So…who were the crazy people??
Sempre tive curiosidade em saber como é que os ricos tratam os seus doentes mentais. Será que têm acesso a melhores cuidados médicos? Será que tomam drogas Melhores, mais Modernas, com Melhores resultados? Basicamente o que eu queria saber era se os ricos, só por serem ricos, são Menos Loucos (quando o são) que os outros.
Foi-me dito que não, que é igual a um cidadão normal. Só que o tratamento é feito em casa, onde os médicos vão e há enfermeiras a tomar conta destes pacientes 24 horas por dia.
A diferença é (a grande diferença) - é que os ricos mantêm os seus loucos, os seus esquizofrénicos, escondidos. Lá, no quartinho, com cuidado médico permanente - mas escondidos.
Espantei-me um pouco, nem sei porquê.
Sei que nos Estados Unidos da América pessoas com problemas mentais que cometem crimes horríveis - podem ir parar à cadeia e ser condenadas à morte. Ou seja, não é mentira nenhuma dizer-se que os EUA mata os seus doentes mentais.

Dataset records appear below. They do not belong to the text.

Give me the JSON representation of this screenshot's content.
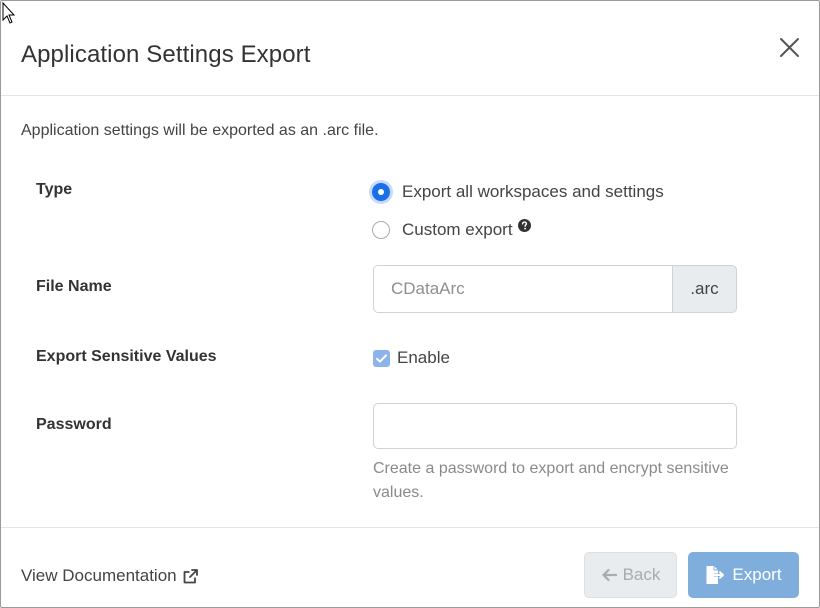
{
  "dialog": {
    "title": "Application Settings Export",
    "close_icon": "close-icon",
    "description": "Application settings will be exported as an .arc file."
  },
  "type": {
    "label": "Type",
    "options": [
      {
        "label": "Export all workspaces and settings",
        "selected": true
      },
      {
        "label": "Custom export",
        "selected": false,
        "icon": "question-circle-icon"
      }
    ]
  },
  "file_name": {
    "label": "File Name",
    "placeholder": "CDataArc",
    "value": "",
    "extension": ".arc"
  },
  "sensitive": {
    "label": "Export Sensitive Values",
    "checkbox_label": "Enable",
    "checked": true
  },
  "password": {
    "label": "Password",
    "value": "",
    "help": "Create a password to export and encrypt sensitive values."
  },
  "footer": {
    "doc_link": "View Documentation",
    "doc_icon": "external-link-icon",
    "back_label": "Back",
    "back_icon": "arrow-left-icon",
    "export_label": "Export",
    "export_icon": "file-export-icon"
  },
  "colors": {
    "primary": "#1a6fe6",
    "export_button": "#7faedd",
    "checkbox": "#8cb4ea",
    "addon_bg": "#e9ecef"
  }
}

Mas como será em países árabes? Como os tratarão lá? Terão acesso a medicamentos? Se não, e se acaso cometem crimes - será que os matam sem apelo nem agravo, sem ter em consideração o seu estado mental?
E em África, como será? Como serão tratados os doentes mentais?
Questões que eu tenho comigo própria... porque, com estas pessoas, não se pode atribuir Culpa. Nem graus de culpa. Façam o que fizerem - não é culpa delas. Não foi o vinho, não foram as drogas, não foram decisões de tomar tais substâncias que facilitaram um eventual crime. Isso não se pode alegar nunca. E eu penso que, havendo crime sem haver Culpa, é algo extremamente difícil de tragar para o ser humano. Nós procuramos sempre culpados - mesmo que eles não existam.
Bem, vou ao banhinho.